The St Margaret’s Matins and Litany followed the Book of Common Prayer. There was very little vocalised participation required from the congregation, as the officiant, other clergy, and the choir did most of the speaking and singing. The congregation only joined in with the confession, the Apostles’ Creed, the Lord’s Prayer, and the single hymn at the service’s end. But notice I wrote ‘vocalised participation’; the service book we were given pointed out that ‘we participate through our presence and our listening, that the words and the music become a prayer within us and lift us to contemplate God’s beauty and glory.’ And for me, that certainly was the case. I’d never heard the Litany sung (or even said) before, and its measured chanting by the officiant and the choir provided me a liturgical space to think about what I was hearing. Indeed, the words and the music did become a prayer for me, and I was able more deeply to contemplate God’s beauty and glory. Perhaps I’m just a sucker for old old-time religion, or perhaps the sung liturgy simply communicated something of the solemnity and the grandeur of the occasion.
There are three specific things on which I’ll add further comment. First, the preacher did a good job communicating some connections between Genesis 22 and Psalm 22, and included some thoughts about this week’s Brussels bombings. But there were too many references to other people (‘so-and-so once said’). Some people might appreciate this, but comments such as ‘No wonder Kierkegaard spoke about this in terms of fear and trembling’ to me are superfluous. Preach the Word, not your bookshelves!
Secondly, I asked my son afterwards what he thought about the service. His response suggested to me that while he appreciated the liturgical space given by the singing of the Litany – even at his young age, and in spite of his infectiously enthusiastic personality, he appears to value silent or quiet prayer – he found it difficult to pray using the language of the BCP (too much ‘beseeching’ going on, I guess). I suppose that liturgy is one of those things people can appreciate regardless of their age, but the language used within specific liturgies has the potential to include or exclude. This doesn’t mean I’d advocate using simplistic language for liturgy, but a case could be made for using non-archaic language.

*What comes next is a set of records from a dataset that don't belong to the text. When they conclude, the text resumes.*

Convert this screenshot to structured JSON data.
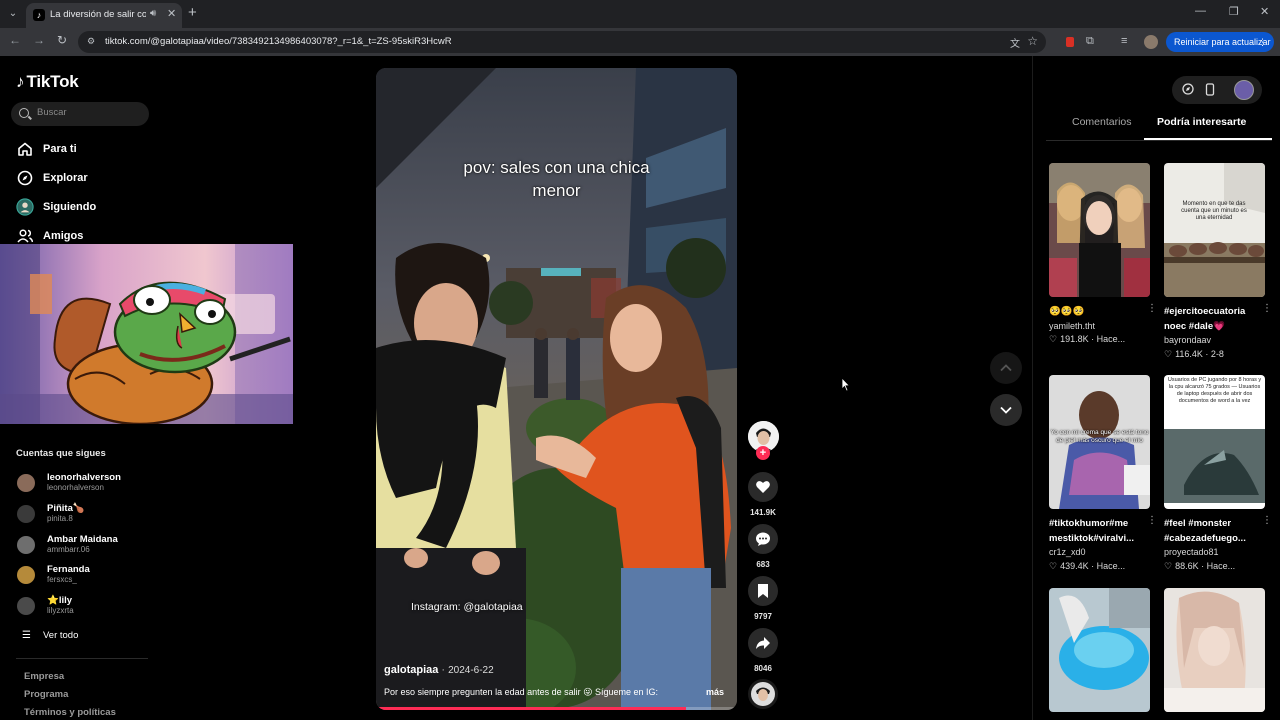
{
  "browser": {
    "tab_title": "La diversión de salir con alg",
    "url": "tiktok.com/@galotapiaa/video/7383492134986403078?_r=1&_t=ZS-95skiR3HcwR",
    "update_button": "Reiniciar para actualizar"
  },
  "sidebar": {
    "logo": "TikTok",
    "search_placeholder": "Buscar",
    "nav": [
      {
        "label": "Para ti",
        "icon": "home-icon"
      },
      {
        "label": "Explorar",
        "icon": "compass-icon"
      },
      {
        "label": "Siguiendo",
        "icon": "following-icon"
      },
      {
        "label": "Amigos",
        "icon": "friends-icon"
      }
    ],
    "following_title": "Cuentas que sigues",
    "accounts": [
      {
        "name": "leonorhalverson",
        "handle": "leonorhalverson"
      },
      {
        "name": "Piñita🍗",
        "handle": "pinita.8"
      },
      {
        "name": "Ambar Maidana",
        "handle": "ammbarr.06"
      },
      {
        "name": "Fernanda",
        "handle": "fersxcs_"
      },
      {
        "name": "⭐lily",
        "handle": "lilyzxrta"
      }
    ],
    "see_all": "Ver todo",
    "footer_links": [
      "Empresa",
      "Programa",
      "Términos y políticas"
    ]
  },
  "video": {
    "overlay_line1": "pov: sales con una chica",
    "overlay_line2": "menor",
    "instagram_text": "Instagram: @galotapiaa",
    "author": "galotapiaa",
    "date": "2024-6-22",
    "caption": "Por eso siempre pregunten la edad antes de salir 😜 Sígueme en IG:",
    "more": "más",
    "progress": 0.86
  },
  "actions": {
    "likes": "141.9K",
    "comments": "683",
    "saves": "9797",
    "shares": "8046"
  },
  "right_panel": {
    "tab_comments": "Comentarios",
    "tab_suggested": "Podría interesarte",
    "cards": [
      {
        "title": "🥺🥺🥺",
        "author": "yamileth.tht",
        "stats": "191.8K · Hace..."
      },
      {
        "title": "#ejercitoecuatoria noec #dale💗",
        "author": "bayrondaav",
        "stats": "116.4K · 2-8"
      },
      {
        "title": "#tiktokhumor#me mestiktok#viralvi...",
        "author": "cr1z_xd0",
        "stats": "439.4K · Hace..."
      },
      {
        "title": "#feel #monster #cabezadefuego...",
        "author": "proyectado81",
        "stats": "88.6K · Hace..."
      }
    ],
    "thumb_texts": {
      "card2": "Momento en que te das cuenta que un minuto es una eternidad",
      "card3": "Yo con mi crema que se está tono de piel más oscuro que el mío",
      "card4": "Usuarios de PC jugando por 8 horas y la cpu alcanzó 75 grados — Usuarios de laptop después de abrir dos documentos de word a la vez"
    }
  },
  "colors": {
    "accent": "#fe2c55",
    "background": "#000000",
    "update_blue": "#0b57d0"
  }
}
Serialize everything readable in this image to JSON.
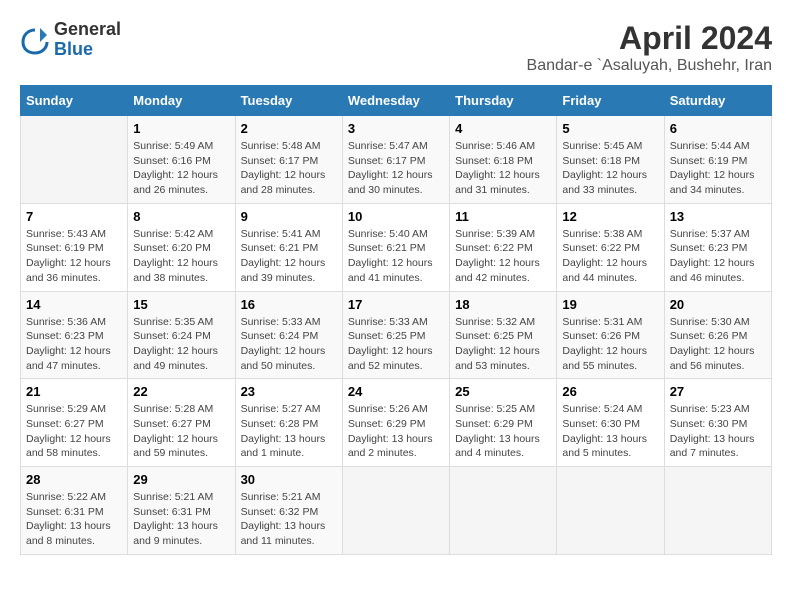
{
  "logo": {
    "general": "General",
    "blue": "Blue"
  },
  "title": "April 2024",
  "subtitle": "Bandar-e `Asaluyah, Bushehr, Iran",
  "days_header": [
    "Sunday",
    "Monday",
    "Tuesday",
    "Wednesday",
    "Thursday",
    "Friday",
    "Saturday"
  ],
  "weeks": [
    [
      {
        "day": "",
        "info": ""
      },
      {
        "day": "1",
        "info": "Sunrise: 5:49 AM\nSunset: 6:16 PM\nDaylight: 12 hours\nand 26 minutes."
      },
      {
        "day": "2",
        "info": "Sunrise: 5:48 AM\nSunset: 6:17 PM\nDaylight: 12 hours\nand 28 minutes."
      },
      {
        "day": "3",
        "info": "Sunrise: 5:47 AM\nSunset: 6:17 PM\nDaylight: 12 hours\nand 30 minutes."
      },
      {
        "day": "4",
        "info": "Sunrise: 5:46 AM\nSunset: 6:18 PM\nDaylight: 12 hours\nand 31 minutes."
      },
      {
        "day": "5",
        "info": "Sunrise: 5:45 AM\nSunset: 6:18 PM\nDaylight: 12 hours\nand 33 minutes."
      },
      {
        "day": "6",
        "info": "Sunrise: 5:44 AM\nSunset: 6:19 PM\nDaylight: 12 hours\nand 34 minutes."
      }
    ],
    [
      {
        "day": "7",
        "info": "Sunrise: 5:43 AM\nSunset: 6:19 PM\nDaylight: 12 hours\nand 36 minutes."
      },
      {
        "day": "8",
        "info": "Sunrise: 5:42 AM\nSunset: 6:20 PM\nDaylight: 12 hours\nand 38 minutes."
      },
      {
        "day": "9",
        "info": "Sunrise: 5:41 AM\nSunset: 6:21 PM\nDaylight: 12 hours\nand 39 minutes."
      },
      {
        "day": "10",
        "info": "Sunrise: 5:40 AM\nSunset: 6:21 PM\nDaylight: 12 hours\nand 41 minutes."
      },
      {
        "day": "11",
        "info": "Sunrise: 5:39 AM\nSunset: 6:22 PM\nDaylight: 12 hours\nand 42 minutes."
      },
      {
        "day": "12",
        "info": "Sunrise: 5:38 AM\nSunset: 6:22 PM\nDaylight: 12 hours\nand 44 minutes."
      },
      {
        "day": "13",
        "info": "Sunrise: 5:37 AM\nSunset: 6:23 PM\nDaylight: 12 hours\nand 46 minutes."
      }
    ],
    [
      {
        "day": "14",
        "info": "Sunrise: 5:36 AM\nSunset: 6:23 PM\nDaylight: 12 hours\nand 47 minutes."
      },
      {
        "day": "15",
        "info": "Sunrise: 5:35 AM\nSunset: 6:24 PM\nDaylight: 12 hours\nand 49 minutes."
      },
      {
        "day": "16",
        "info": "Sunrise: 5:33 AM\nSunset: 6:24 PM\nDaylight: 12 hours\nand 50 minutes."
      },
      {
        "day": "17",
        "info": "Sunrise: 5:33 AM\nSunset: 6:25 PM\nDaylight: 12 hours\nand 52 minutes."
      },
      {
        "day": "18",
        "info": "Sunrise: 5:32 AM\nSunset: 6:25 PM\nDaylight: 12 hours\nand 53 minutes."
      },
      {
        "day": "19",
        "info": "Sunrise: 5:31 AM\nSunset: 6:26 PM\nDaylight: 12 hours\nand 55 minutes."
      },
      {
        "day": "20",
        "info": "Sunrise: 5:30 AM\nSunset: 6:26 PM\nDaylight: 12 hours\nand 56 minutes."
      }
    ],
    [
      {
        "day": "21",
        "info": "Sunrise: 5:29 AM\nSunset: 6:27 PM\nDaylight: 12 hours\nand 58 minutes."
      },
      {
        "day": "22",
        "info": "Sunrise: 5:28 AM\nSunset: 6:27 PM\nDaylight: 12 hours\nand 59 minutes."
      },
      {
        "day": "23",
        "info": "Sunrise: 5:27 AM\nSunset: 6:28 PM\nDaylight: 13 hours\nand 1 minute."
      },
      {
        "day": "24",
        "info": "Sunrise: 5:26 AM\nSunset: 6:29 PM\nDaylight: 13 hours\nand 2 minutes."
      },
      {
        "day": "25",
        "info": "Sunrise: 5:25 AM\nSunset: 6:29 PM\nDaylight: 13 hours\nand 4 minutes."
      },
      {
        "day": "26",
        "info": "Sunrise: 5:24 AM\nSunset: 6:30 PM\nDaylight: 13 hours\nand 5 minutes."
      },
      {
        "day": "27",
        "info": "Sunrise: 5:23 AM\nSunset: 6:30 PM\nDaylight: 13 hours\nand 7 minutes."
      }
    ],
    [
      {
        "day": "28",
        "info": "Sunrise: 5:22 AM\nSunset: 6:31 PM\nDaylight: 13 hours\nand 8 minutes."
      },
      {
        "day": "29",
        "info": "Sunrise: 5:21 AM\nSunset: 6:31 PM\nDaylight: 13 hours\nand 9 minutes."
      },
      {
        "day": "30",
        "info": "Sunrise: 5:21 AM\nSunset: 6:32 PM\nDaylight: 13 hours\nand 11 minutes."
      },
      {
        "day": "",
        "info": ""
      },
      {
        "day": "",
        "info": ""
      },
      {
        "day": "",
        "info": ""
      },
      {
        "day": "",
        "info": ""
      }
    ]
  ]
}
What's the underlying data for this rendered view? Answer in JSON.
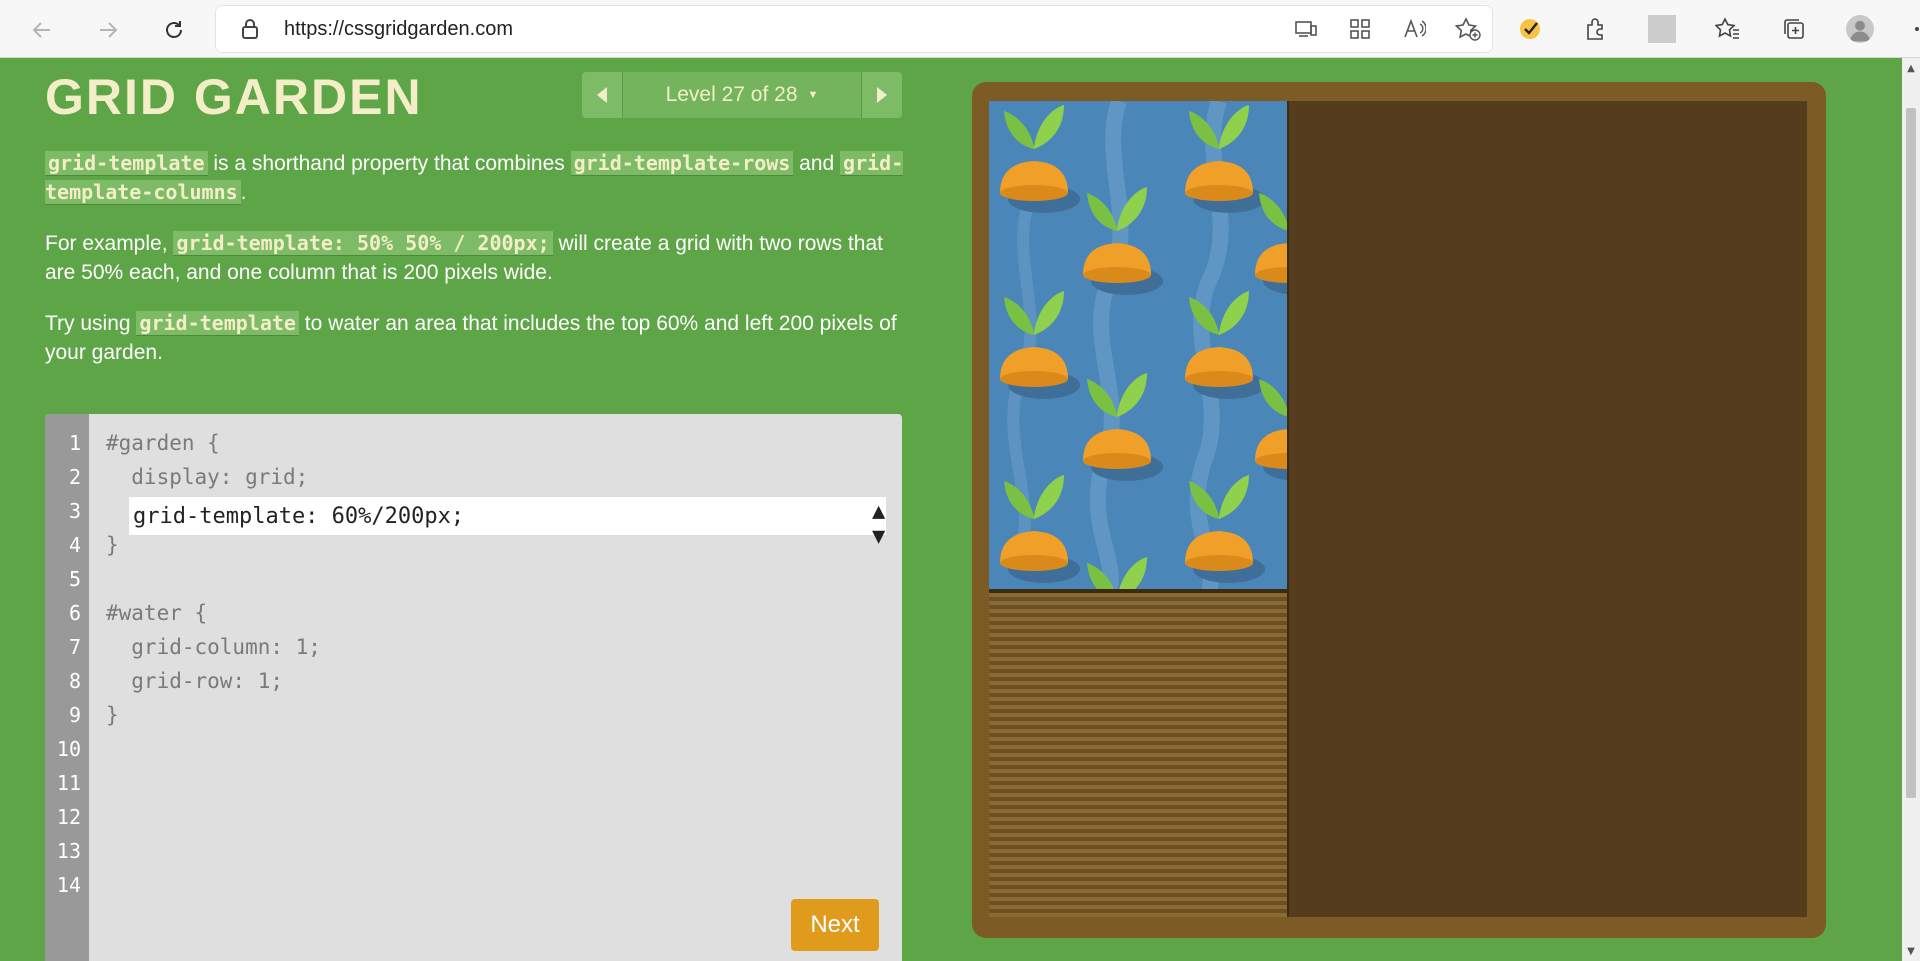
{
  "browser": {
    "url": "https://cssgridgarden.com"
  },
  "game": {
    "title": "GRID GARDEN",
    "level_label": "Level 27 of 28",
    "instructions": {
      "p1": {
        "code1": "grid-template",
        "text1": " is a shorthand property that combines ",
        "code2": "grid-template-rows",
        "text2": " and ",
        "code3": "grid-template-columns",
        "text3": "."
      },
      "p2": {
        "text1": "For example, ",
        "code1": "grid-template: 50% 50% / 200px;",
        "text2": " will create a grid with two rows that are 50% each, and one column that is 200 pixels wide."
      },
      "p3": {
        "text1": "Try using ",
        "code1": "grid-template",
        "text2": " to water an area that includes the top 60% and left 200 pixels of your garden."
      }
    },
    "editor": {
      "line_numbers": [
        "1",
        "2",
        "3",
        "4",
        "5",
        "6",
        "7",
        "8",
        "9",
        "10",
        "11",
        "12",
        "13",
        "14"
      ],
      "line1": "#garden {",
      "line2": "  display: grid;",
      "line4": "}",
      "line6": "#water {",
      "line7": "  grid-column: 1;",
      "line8": "  grid-row: 1;",
      "line9": "}",
      "input_value": "grid-template: 60%/200px;"
    },
    "next_label": "Next"
  },
  "colors": {
    "page_bg": "#5ea547",
    "water": "#4a86b8",
    "soil": "#543c1d",
    "carrot": "#f0a028",
    "leaf": "#7ac143",
    "next_button": "#e09b1d"
  }
}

And finally, on arrival at St Margaret’s, I needed to make use of the facilities. But these were only for the choir and clergy, and I was persuaded to use the public toilets a short walk away (and spend £0.50 for the privilege). The sidesperson was (nearly) very apologetic as she convinced me I had enough time to get to the aforementioned lavatories, but I couldn’t help but feel all this was less welcoming than it could have been.